Try it Today

Multi-process has been enabled by default in Firefox Developer Edition since version 42, released last August. If you’re an add-on developer or Firefox enthusiast, we highly recommend you try it out and report any bugs you encounter, either in Bugzilla or in the comments below. The Mozilla Developer Network also hosts extensive documentation on multi-process Firefox, including migration guides for add-on authors. Check it out, and let us know what you think!

Add-on Compatibility for Firefox 47


Firefox 47 will be released on June 7th. Here’s the list of changes that went into this version that can affect add-on compatibility. There is more information available in Firefox 47 for Developers, so you should also give it a look.





Let me know in the comments if there’s anything missing or incorrect on these lists. If your add-on breaks on Firefox 47, I’d like to know.

The automatic compatibility validation and upgrade for add-ons on AMO will happen in a few weeks, so keep an eye on your email if you have an add-on listed on our site with its compatibility set to Firefox 46.

Improving Review Time by Providing Links to Third Party Sources

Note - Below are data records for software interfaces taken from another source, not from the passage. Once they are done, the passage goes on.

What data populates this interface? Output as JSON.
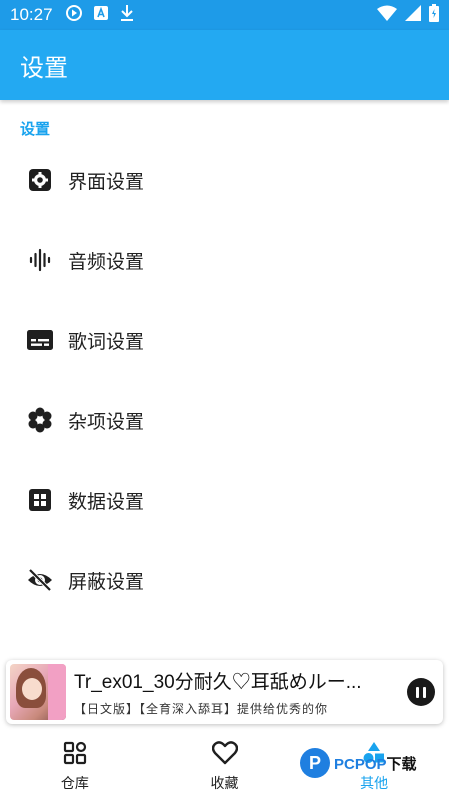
{
  "status_bar": {
    "time": "10:27",
    "icons_left": [
      "play-circle-icon",
      "text-box-icon",
      "download-icon"
    ],
    "icons_right": [
      "wifi-icon",
      "signal-icon",
      "battery-icon"
    ]
  },
  "app_bar": {
    "title": "设置"
  },
  "section": {
    "header": "设置"
  },
  "settings": {
    "items": [
      {
        "label": "界面设置",
        "icon": "gear-icon"
      },
      {
        "label": "音频设置",
        "icon": "waveform-icon"
      },
      {
        "label": "歌词设置",
        "icon": "subtitles-icon"
      },
      {
        "label": "杂项设置",
        "icon": "flower-icon"
      },
      {
        "label": "数据设置",
        "icon": "grid-icon"
      },
      {
        "label": "屏蔽设置",
        "icon": "eye-off-icon"
      }
    ]
  },
  "player": {
    "title": "Tr_ex01_30分耐久♡耳舐めルー...",
    "subtitle": "【日文版】【全育深入舔耳】提供给优秀的你",
    "state": "playing"
  },
  "bottom_nav": {
    "items": [
      {
        "label": "仓库",
        "icon": "grid-apps-icon"
      },
      {
        "label": "收藏",
        "icon": "heart-icon"
      },
      {
        "label": "其他",
        "icon": "shapes-icon"
      }
    ],
    "active_index": 2
  },
  "watermark": {
    "logo": "P",
    "text_blue": "PCPOP",
    "text_dark": "下载"
  },
  "colors": {
    "primary": "#23a9f2",
    "status_bar": "#1e9be8",
    "accent": "#19a3ee"
  }
}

Earlier I wrote an article about submitting add-ons with sources attached, which is primarily needed for obfuscated or minified add-ons. I only briefly mentioned the specific cases where attaching sources is in fact NOT recommended. If you’ve determined you do not need to upload sources but you still want to profit from blazing fast review speeds, please read on.

To reiterate, you do not need to upload source code if your add-on only contains (minified) third-party libraries, or if the libraries you are calling via js-ctypes are system libraries or open source. What you need to do instead is provide links to the exact file versions in the repositories of the respective libraries. You should add these links in the “Notes to Reviewers” section when viewing or uploading your new version.

Just as with your add-on code, we review third-party library code for potential issues. When we notice a library is used more often, we can add the (sha256) checksum to a list of known libraries that are specially marked in the editor tools. Reviewers do not need to review this library again, which saves a lot of time.

The downside to using checksums is that the file must match exactly, down to the byte. A common issue we encounter is libraries being retrieved from non-official sites, for example CDNs. These sites may make slight changes, often something simple like white spaces, or adding/removing a source map URL. Similarly, some developers copy/paste the libraries into a text editor, which may result in different line endings.

Now to the important part: how to specify the repository links. You don’t need to do this for the common libraries mentioned in our list (currently: angular, backbone, backbone.localStorage, crypto.js, dojo, jquery, jqueryui, moment, mootools, prototype.js, scriptaculous, swfobject.js, underscore, yui). For all other libraries, we need the link to an exact copy of the file you have submitted, from the official website or repository. Here is an example:

Let’s say you are using the minified version of mousetrap version 1.4.2 because you haven’t had the chance to update to the latest version.

If the library is on github, you can usually find this version under the “releases” link, then clicking on the small tag icon next to the version number, then navigating to the file in the repository. For bonus points, if you are using the minifed version, also provide a link to the unminifed version beside it. If the library does not use github releases but instead just gives you a zip to download, provide the link to the zip instead.

Mentioning the links upfront will shorten the review time since we can check the library right away instead of asking you about it, making reviews faster. Leave a comment if you have any questions!